By contrast, we found that the increase in hate crimes was significantly higher in places that suffered a relatively larger unemployment shock, suggesting that members of an “out-group”—in this case, the Asian community—can be used as scapegoats for job loss. Scapegoating “others” allows members of a majority dominant group to cope with possible decline in self (and group) esteem during times of economic hardship.
But what is triggering rage and directing it towards a specific group? The literature on hate crimes suggests that most often there is somebody or something mobilizing rage and activating it into hateful behavior. We considered three possibilities in our research in Italy: 1) individuals’ pre-existing prejudice, which might get activated during a crisis, 2) a local political context legitimizing xenophobic behaviors—specifically, we considered whether a municipality has a far-right mayor, and 3) a change in national discourse that may have legitimized Sinophobia; we looked at discourse on Twitter and classify tweets as anti-Chinese using supervised machine learning algorithms.

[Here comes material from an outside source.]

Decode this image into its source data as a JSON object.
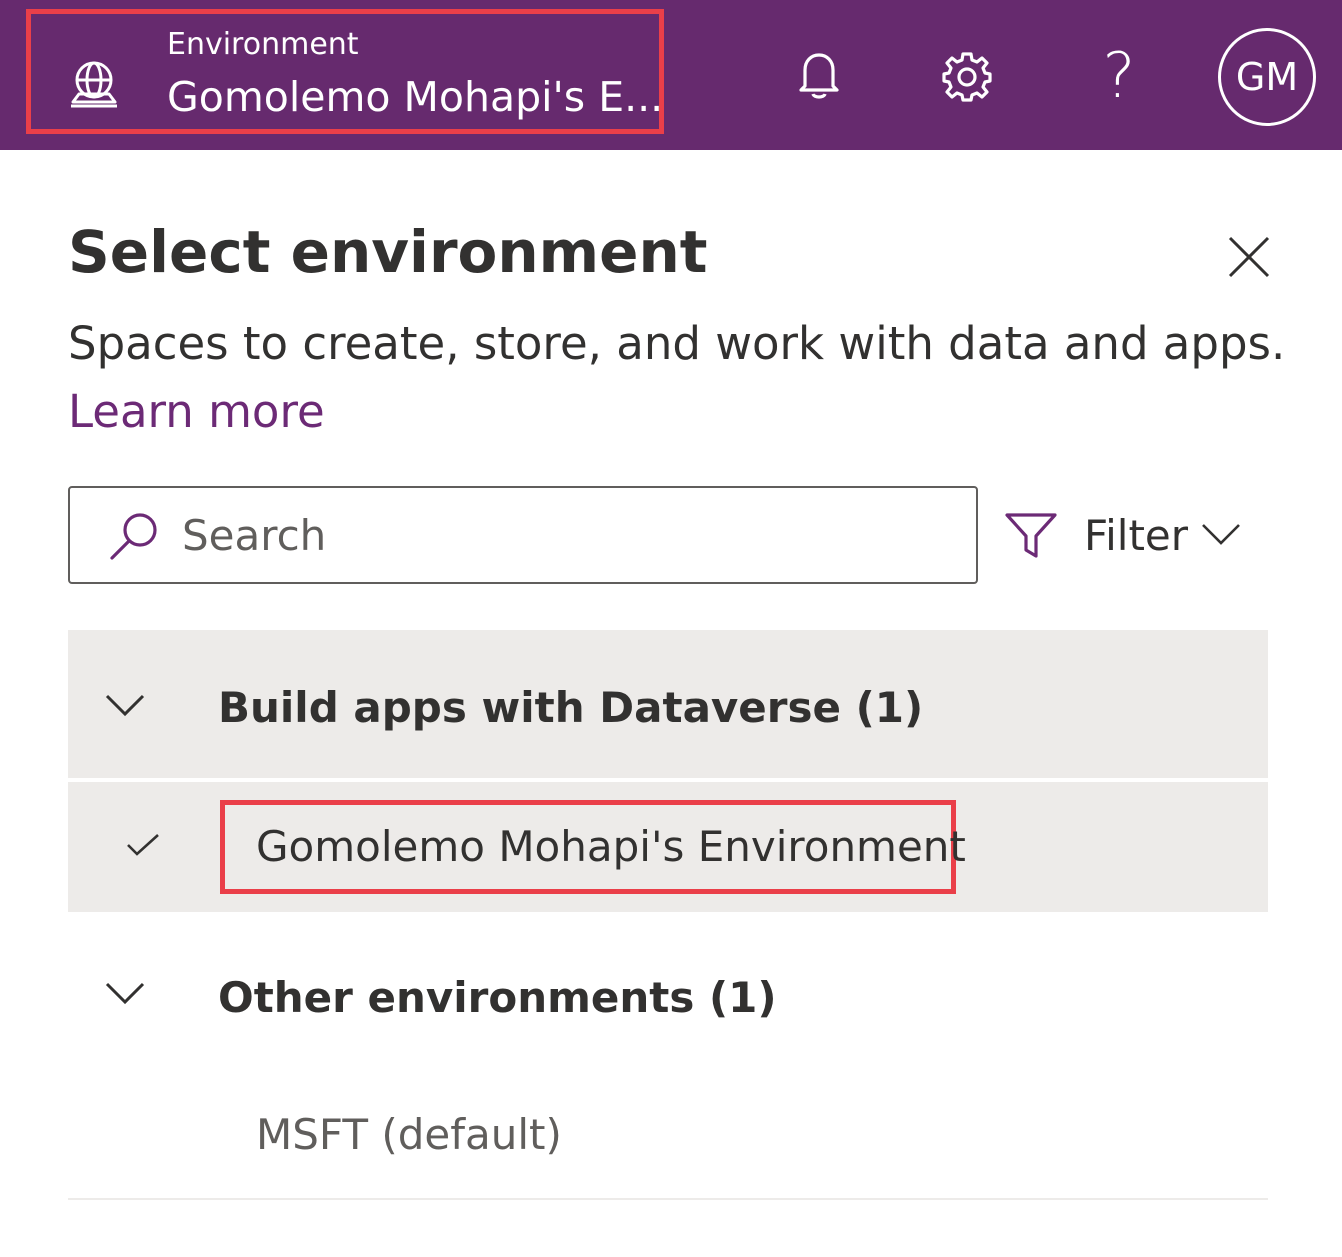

We did not find that individual prejudice or national rhetoric played a significant role in triggering hate, but we did find strong evidence that, in municipalities where COVID-19 caused a relatively large increase in unemployment, there was a much larger increase in hate crimes if the mayor hailed from a far-right political party. This suggests that a city government sympathetic to groups that exclude racial and ethnic minorities might enhance hate crimes by implicitly or explicitly legitimizing xenophobia.
The surge in crimes against Asians in the aftermath of the COVID-19 pandemic should be thought of as a generalized phenomenon driven in part by the economic grievances caused by pandemic-related unemployment. This in turn is clearly exacerbated by some opportunistic political elites—in the US and other countries, as well.
While relatively rare events, hate crimes are extremely consequential. Victims of hate crimes have been shown to change the way they dress, the paths they take to go to work, and to make costly decisions such as relocating to migrant neighborhoods and withdrawing their children from public schools (see for example, here and here). There is now robust evidence that COVID–19 had a disproportionately negative impact on the most marginalized groups: women have been more likely to lose their jobs; people of color and the less wealthy are more likely to contract the virus and die; and poorer countries have (much) less access to vaccinations. Asian communities across countries are yet another group paying a higher than due cost for this pandemic.
Gemma Dipoppa is a postdoctoral fellow at Stanford University; Guy Grossman is a professor of Political Science at the University of Pennsylvania and Stephanie Zonszein is a postdoctoral fellow of Penn’s Development Research Initiative (PDRI).